How do clouds look like on alien worlds? Graham Lee and Christiane Helling in collaboration with Ian Dobbs-Dixon (New York University Abu Dhabi) and Diana Juncher (University Copenhagen) took the first steps in modelling the formation of clouds for the giant gas planet HD 189733b, a member of a class of exoplanets commonly called ‘hot Jupiters’.
Observations (e.g. Pont et al. 2013; Sing et al. 2015, ) suggest that many hot Jupiters contain a large dust cloud component in their atmosphere because they obscure the absorption signatures of the atmospheric gas underneath the cloud layers. These clouds are made of mineral compounds such as TiO2[s], MgSiO3[s], SiO[s], Al2O3[s], Fe[s] (‘s’ meaning solid particles) (see previous blog post), and not of water like on Earth.
Inspired by previous research which proved clouds exist in brown dwarf atmosphere (see our post on DRIFT-PHOENIX Atmosphere Models) we set out to investigate if the same family of clouds could reside in hot Jupiter atmospheres.

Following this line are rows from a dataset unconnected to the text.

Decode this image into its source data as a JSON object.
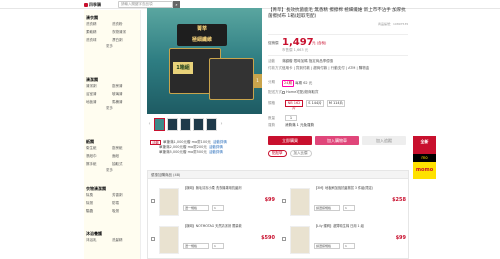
{
  "header": {
    "logo_text": "四季購",
    "search_placeholder": "請輸入關鍵字查品項",
    "search_icon": "search-icon"
  },
  "sidebar": {
    "sections": [
      {
        "title": "清衣類",
        "items": [
          "洗衣精",
          "洗衣粉",
          "柔軟精",
          "衣物清潔",
          "洗衣球",
          "漂白劑"
        ],
        "more": "更多"
      },
      {
        "title": "清潔類",
        "items": [
          "清潔劑",
          "廚房清",
          "浴室清",
          "玻璃清",
          "地板清",
          "馬桶清"
        ],
        "more": "更多"
      },
      {
        "title": "紙類",
        "items": [
          "衛生紙",
          "廚房紙",
          "濕紙巾",
          "面紙",
          "擦手紙",
          "抽取式"
        ],
        "more": "更多"
      },
      {
        "title": "衣物清潔類",
        "items": [
          "除臭",
          "芳香劑",
          "除濕",
          "防霉",
          "驅蟲",
          "吸濕"
        ],
        "more": ""
      },
      {
        "title": "沐浴養護",
        "items": [
          "沐浴乳",
          "洗髮精"
        ],
        "more": ""
      }
    ]
  },
  "product": {
    "brand": "菁萃",
    "title": "【菁萃】長效抗菌鹿毛 無香精 擦擦棉 極細纖維 新上市不沾手 加厚抗菌擦拭布 1箱(超取宅配)",
    "code": "商品編號：10897535",
    "price_label": "促銷價",
    "price": "1,497",
    "price_unit": "元 (含稅)",
    "price_note": "市售價 1,663 元",
    "promo_label": "活動",
    "promo_text": "滿額贈 限時加碼 指定商品享優惠",
    "pay_label": "付款方式",
    "pay_text": "信用卡 | 貨到付款 | 超商付款 | 行動支付 | ATM | 購物金",
    "install_label": "分期",
    "install_text": "24期",
    "install_note": "每期 62 元",
    "delivery_label": "配送方式",
    "delivery_text": "Home宅配/超商取貨",
    "spec_label": "規格",
    "specs": [
      "NB 162片",
      "S 144片",
      "M 114片"
    ],
    "qty_label": "數量",
    "qty_value": "1",
    "ship_label": "運費",
    "ship_text": "消費滿 1 元免運費",
    "buy_label": "立即購買",
    "cart_label": "加入購物車",
    "track_label": "加入追蹤",
    "share_label": "點點擊",
    "compare_label": "加入比價"
  },
  "gallery": {
    "badge_top": "菁萃",
    "badge_main": "極細纖維",
    "pack_label": "1箱組",
    "side_tag": "1",
    "thumb_count": 5
  },
  "promos": [
    {
      "tag": "活動",
      "text": "單筆滿1,000元贈 mo幣100元",
      "link": "活動詳情"
    },
    {
      "tag": "",
      "text": "單筆滿2,000元贈 mo幣200元",
      "link": "活動詳情"
    },
    {
      "tag": "",
      "text": "單筆滿5,000元贈 mo幣500元",
      "link": "活動詳情"
    }
  ],
  "ad": {
    "top_text": "全新",
    "mid_text": "mo",
    "bottom_text": "momo"
  },
  "recommended": {
    "title": "優惠加購商品 (48)",
    "items": [
      {
        "name": "【靜岡】無毛清潔小柔 洗衣機專用抗菌劑",
        "opt1": "選一規格",
        "opt2": "1",
        "price": "$99"
      },
      {
        "name": "【3M】地板刷加強抗菌擦拭 3 件組(限定)",
        "opt1": "請選擇規格",
        "opt2": "1",
        "price": "$258"
      },
      {
        "name": "【靜岡】NOTMOTAG 天然清潔劑 限量款",
        "opt1": "選一規格",
        "opt2": "1",
        "price": "$590"
      },
      {
        "name": "【Lily 蝶莉】超薄衛生棉 日用 1 組",
        "opt1": "請選擇規格",
        "opt2": "1",
        "price": "$99"
      }
    ]
  }
}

We applied our cloud formation model to a 3D radiative-hydrodynamic simulation (RHD) of HD 189733b (Dobbs-Dixon & Agol 2013), to prove that the temperature and pressure conditions on these planetary atmospheres are suitable for cloud formation. We took temperature, density and pressure data in 1D “slices” of the 3D simulation as input for our cloud formation model (Figure 1). This is like using an atmospheric probe to sample the local conditions of the atmosphere during descent. The combination of a sophisticated 3D RHD atmospheric model and our 1D cloud formation model allowed us to create cloud “maps” of the HD 189733b atmosphere.
Our results show how cloud properties change between different regions of the planet. First we noticed that the size of cloud particles changes with the location on the globe. Grains found on the dayside generally grow faster and larger than those on the nightside. However, because of the lower temperatures on the nightside, more grains form on the nightside. This leads to an cloud structure where numerous small grains reside on the nightside while larger (but less abundant) grains reside on the dayside face of the planet.
We converted the cloud properties across the globe into a map of global cloud properties: Figure 2 depicts the mean particle size at an atmospheric pressure of 10-2 bar across the globe of HD 189733b, where the difference between nightside and dayside is most apparent.
With our simulations, we show that the maximum reflectivity of mineral clouds correspond to the 8 micron Spitzer global flux maximum observed by Knutson et al. (2007). Our results therefore suggest that clouds can significantly contribute to the infrared flux from these planets by scattering photons back into space.
We further found that the clouds on the hot Jupiter HD 189733b reflected more efficiently in blue than red spectral range. This suggests that the clouds on this planet will appear midnight blue in colour if viewed with human eyes. Figure 3 shows an RGB colour estimation for HD 189733b clouds by interpolating the light scattering result. Evans et al. (2013) presented observations with the Hubble Space Telescope suggesting a bluish appearance of HD 189733b which our work now supports on the basis of detailed cloud formation modelling.
Could these clouds sparkle? Mineral cloud particles are thought to form crystalline structures as they travel through the atmosphere (Helling & Ritmeijer 2009). This means that the mineral particles that form the clouds on HD 189733b are likely to “sparkle” similar to gemstones on Earth, such as sapphire.
For more details check out the original paper on ADS:
The LEAP Group can be found here:
And finally, don’t forget to like us on Facebook: